Severna Park pastor named auxiliary bishop

Monsignor Mitchell T. Rozanski, who has spent the past two decades helping shepherd parishes across the region, was named an auxiliary bishop in the Archdiocese of Baltimore yesterday by Pope John Paul II.

Rozanski, 46, pastor of St. John the Evangelist in Severna Park, will assume the role of eastern vicar, overseeing 64 parishes and 44 schools in Anne Arundel, Baltimore and Harford counties. As one of three active auxiliary bishops, he will also assist in the visitation of parishes and the administering of the sacrament of confirmation throughout the archdiocese.


At a news conference yesterday on the steps of the Basilica of the Assumption, Cardinal William H. Keeler of Baltimore placed a magenta skullcap, called a zucchetto, on Rozanski's head to signify his appointment.

"For the many who know Bishop Rozanski personally, this is an occasion of great joy," said Keeler, who was accompanied by the archdiocese's other active and retired bishops. "I know all of us who are here are deeply grateful to the Holy Father for an appointment that brings a great blessing to our archdiocese."


Rozanski, an amiable, soft-spoken cleric, said he was honored and a bit surprised by the appointment because he had expected to spend most of his career as a parish priest.

"When his eminence told me ... that the Holy Father had appointed me auxiliary bishop of Baltimore, I remember just sitting there for a moment because I had to let the news sink in," said Rozanski, who has served as associate pastor or pastor in five parishes over the past two decades. "Then I remember saying to him, 'I am deeply overwhelmed.'"

Rozanski replaces Bishop William C. Newman, who retired in August after nearly 20 years as an auxiliary bishop.

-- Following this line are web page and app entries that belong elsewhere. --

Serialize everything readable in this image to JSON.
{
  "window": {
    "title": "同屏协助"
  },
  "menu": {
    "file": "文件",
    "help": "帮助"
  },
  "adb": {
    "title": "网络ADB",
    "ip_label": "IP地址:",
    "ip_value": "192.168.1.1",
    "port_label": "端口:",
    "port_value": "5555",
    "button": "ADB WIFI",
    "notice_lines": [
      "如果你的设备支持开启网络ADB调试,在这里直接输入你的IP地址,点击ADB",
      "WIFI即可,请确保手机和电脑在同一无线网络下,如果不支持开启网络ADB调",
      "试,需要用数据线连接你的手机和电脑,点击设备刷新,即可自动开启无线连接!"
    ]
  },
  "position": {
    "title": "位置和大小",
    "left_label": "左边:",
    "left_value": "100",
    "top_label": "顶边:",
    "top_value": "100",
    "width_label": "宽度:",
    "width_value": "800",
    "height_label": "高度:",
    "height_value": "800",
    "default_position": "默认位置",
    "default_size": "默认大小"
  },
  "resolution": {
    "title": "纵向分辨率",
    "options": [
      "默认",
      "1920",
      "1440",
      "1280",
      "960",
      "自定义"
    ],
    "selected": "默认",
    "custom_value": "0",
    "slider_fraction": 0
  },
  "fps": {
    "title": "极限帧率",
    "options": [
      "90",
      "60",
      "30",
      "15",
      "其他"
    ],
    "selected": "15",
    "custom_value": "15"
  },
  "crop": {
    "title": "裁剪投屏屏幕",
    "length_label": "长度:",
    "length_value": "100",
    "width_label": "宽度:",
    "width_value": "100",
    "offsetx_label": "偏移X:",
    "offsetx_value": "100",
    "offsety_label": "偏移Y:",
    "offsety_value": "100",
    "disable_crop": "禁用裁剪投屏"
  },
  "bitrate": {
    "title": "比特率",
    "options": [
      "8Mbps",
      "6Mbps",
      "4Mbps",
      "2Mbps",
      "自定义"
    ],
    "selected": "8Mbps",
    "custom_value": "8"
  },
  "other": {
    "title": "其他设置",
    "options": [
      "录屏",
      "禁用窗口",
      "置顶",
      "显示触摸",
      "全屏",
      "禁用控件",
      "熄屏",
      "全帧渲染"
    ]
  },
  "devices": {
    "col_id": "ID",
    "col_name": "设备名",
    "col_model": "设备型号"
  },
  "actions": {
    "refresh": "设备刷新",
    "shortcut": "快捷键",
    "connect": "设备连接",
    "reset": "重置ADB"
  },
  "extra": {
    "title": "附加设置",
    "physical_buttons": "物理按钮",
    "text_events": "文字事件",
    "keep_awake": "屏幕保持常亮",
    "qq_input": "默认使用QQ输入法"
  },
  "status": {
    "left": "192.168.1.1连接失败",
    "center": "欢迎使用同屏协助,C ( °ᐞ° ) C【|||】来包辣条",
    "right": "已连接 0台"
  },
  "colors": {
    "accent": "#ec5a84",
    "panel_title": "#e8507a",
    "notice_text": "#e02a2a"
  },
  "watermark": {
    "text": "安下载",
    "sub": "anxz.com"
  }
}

Newman, who attended yesterday's announcement, said one of his successor's greatest challenges will be allocating a dwindling number of priests to growing suburban parishes.

"It's a tough job, especially in this day and age," said Newman, 75. "The challenge is really, I think, to efficiently place personnel resources, especially pastors, and encourage parishes to work together because of the fewer priests that we have."

Over the past quarter-century, the number of priests worldwide has dropped from 158,000 to 139,000 while the faithful continue to grow. In the United States, analysts attribute much of the shortage to the requirement of celibacy and the priest's declining stature in secular society.

Rozanski said he will address the priest shortage as he has at St. John, by increasingly relying on lay leadership and volunteers. St. John has 3,300 registered families and three priests, one of whom is retired. Rozanski said lay volunteers manage most of the parish's 49 different outreach ministries.

Rozanski's appointment drew praise from fellow clergy and parishioners yesterday.

Newman described his successor as a diplomat with a light touch. "I see him as a real mediator," Newman said. "He's very personable, very warm."


In addition to St. John, Rozanski also served as an associate pastor at St. Anthony of Padua in Baltimore and St. Isaac Jogues in Carney, and as pastor at Holy Cross and St. Mary Star of the Sea in Baltimore. In 2000, he spent six months as interim pastor at Immaculate Conception in Towson.

Rozanski will be ordained bishop Aug. 24 at the Cathedral of Mary Our Queen.